+++ Supplied entries

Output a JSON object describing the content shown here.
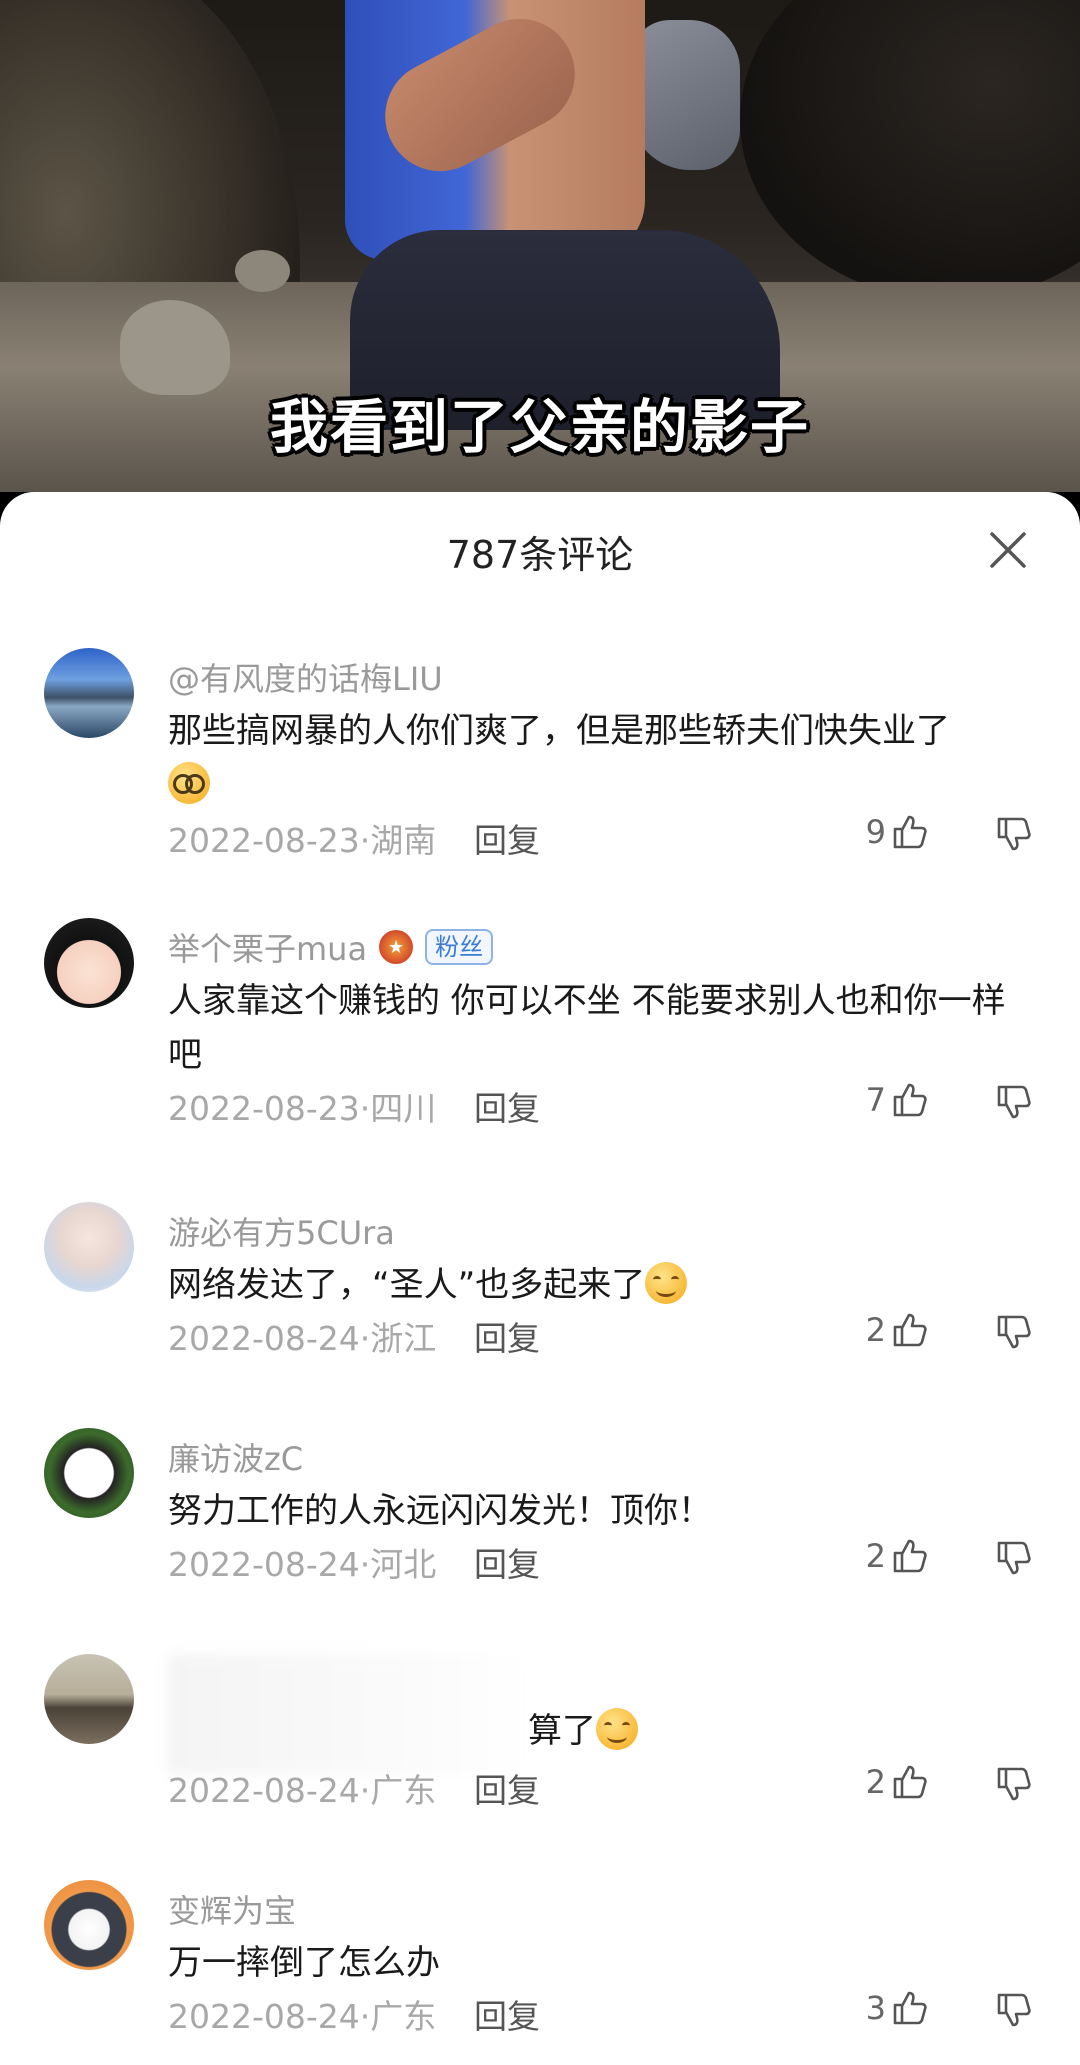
{
  "video": {
    "subtitle": "我看到了父亲的影子"
  },
  "comments_panel": {
    "title": "787条评论",
    "close_icon": "close-icon",
    "reply_label": "回复",
    "comments": [
      {
        "username": "@有风度的话梅LIU",
        "text": "那些搞网暴的人你们爽了，但是那些轿夫们快失业了",
        "emoji": "glasses-emoji",
        "meta": "2022-08-23·湖南",
        "likes": "9"
      },
      {
        "username": "举个栗子mua",
        "badge": "粉丝",
        "text": "人家靠这个赚钱的 你可以不坐 不能要求别人也和你一样吧",
        "meta": "2022-08-23·四川",
        "likes": "7"
      },
      {
        "username": "游必有方5CUra",
        "text": "网络发达了，“圣人”也多起来了",
        "emoji": "smile-emoji",
        "meta": "2022-08-24·浙江",
        "likes": "2"
      },
      {
        "username": "廉访波zC",
        "text": "努力工作的人永远闪闪发光！顶你！",
        "meta": "2022-08-24·河北",
        "likes": "2"
      },
      {
        "username": "",
        "text": "算了",
        "emoji": "smile-emoji",
        "meta": "2022-08-24·广东",
        "likes": "2"
      },
      {
        "username": "变辉为宝",
        "text": "万一摔倒了怎么办",
        "meta": "2022-08-24·广东",
        "likes": "3"
      }
    ]
  },
  "colors": {
    "sheet_bg": "#ffffff",
    "username": "#9a9a9a",
    "meta": "#a8a8a8",
    "badge_blue": "#3b7bd9"
  }
}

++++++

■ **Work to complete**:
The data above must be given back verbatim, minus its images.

■ **Solution to the exercise**:
Output a JSON object describing the content shown here.
{
  "video": {
    "subtitle": "我看到了父亲的影子"
  },
  "comments_panel": {
    "title": "787条评论",
    "close_icon": "close-icon",
    "reply_label": "回复",
    "comments": [
      {
        "username": "@有风度的话梅LIU",
        "text": "那些搞网暴的人你们爽了，但是那些轿夫们快失业了",
        "emoji": "glasses-emoji",
        "meta": "2022-08-23·湖南",
        "likes": "9"
      },
      {
        "username": "举个栗子mua",
        "badge": "粉丝",
        "text": "人家靠这个赚钱的 你可以不坐 不能要求别人也和你一样吧",
        "meta": "2022-08-23·四川",
        "likes": "7"
      },
      {
        "username": "游必有方5CUra",
        "text": "网络发达了，“圣人”也多起来了",
        "emoji": "smile-emoji",
        "meta": "2022-08-24·浙江",
        "likes": "2"
      },
      {
        "username": "廉访波zC",
        "text": "努力工作的人永远闪闪发光！顶你！",
        "meta": "2022-08-24·河北",
        "likes": "2"
      },
      {
        "username": "",
        "text": "算了",
        "emoji": "smile-emoji",
        "meta": "2022-08-24·广东",
        "likes": "2"
      },
      {
        "username": "变辉为宝",
        "text": "万一摔倒了怎么办",
        "meta": "2022-08-24·广东",
        "likes": "3"
      }
    ]
  },
  "colors": {
    "sheet_bg": "#ffffff",
    "username": "#9a9a9a",
    "meta": "#a8a8a8",
    "badge_blue": "#3b7bd9"
  }
}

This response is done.